Parental abduction has become a prevalent problem for families across the nation and a major concern for family law advocates. International parental abduction has been a significant focus of many discussions and the Hague Convention was created to assist in locating and returning children illegally removed from their country of residence. Tracing a child amongst the United States can be as complicated as tracing them internationally, so when any information about the child's whereabouts is extremely important in child custody cases involving abduction.
Although parents who abduct their children tend to live lives of secrecy in order to remain hidden, many of them for one reason or another surprisingly continue to honestly file tax returns. In a number of missing children situations, the parent claimed the child as a dependant on their tax returns filed with the Internal Revenue Service, listing the child's social security number as well as a current address. Parents who have been determined abductors become federal fugitives, and federal fugitive laws protect the privacy of their taxpayer information preventing the I.R.S. from releasing the vital information.
Where the parent has been charged with a federal crime for abduction, a judge has the authority to request the release of information from the I.R.S. However, most parental abduction cases are handled through state court processes and state and local judges do not have similar authority. A Treasury Department study based on social security numbers of 1,700 missing children, released in 2007, found that in 1/3 of the cases the child's social security number had in fact been listed on tax returns along with a current address.

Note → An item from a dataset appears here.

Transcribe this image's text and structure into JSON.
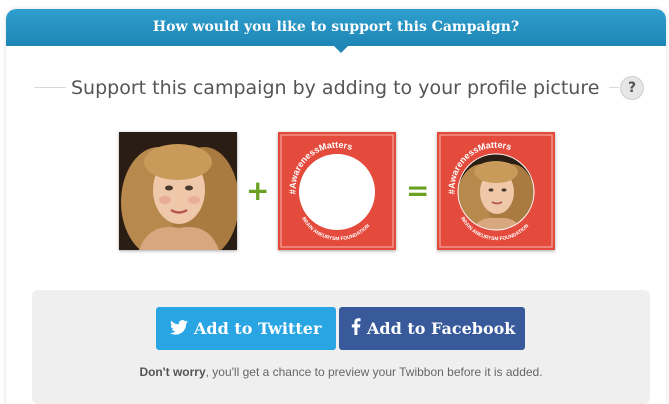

Source: The New York Times "I.R.S. Sits on Data Pointing to Missing Children" David Kocieniewski 11/12/10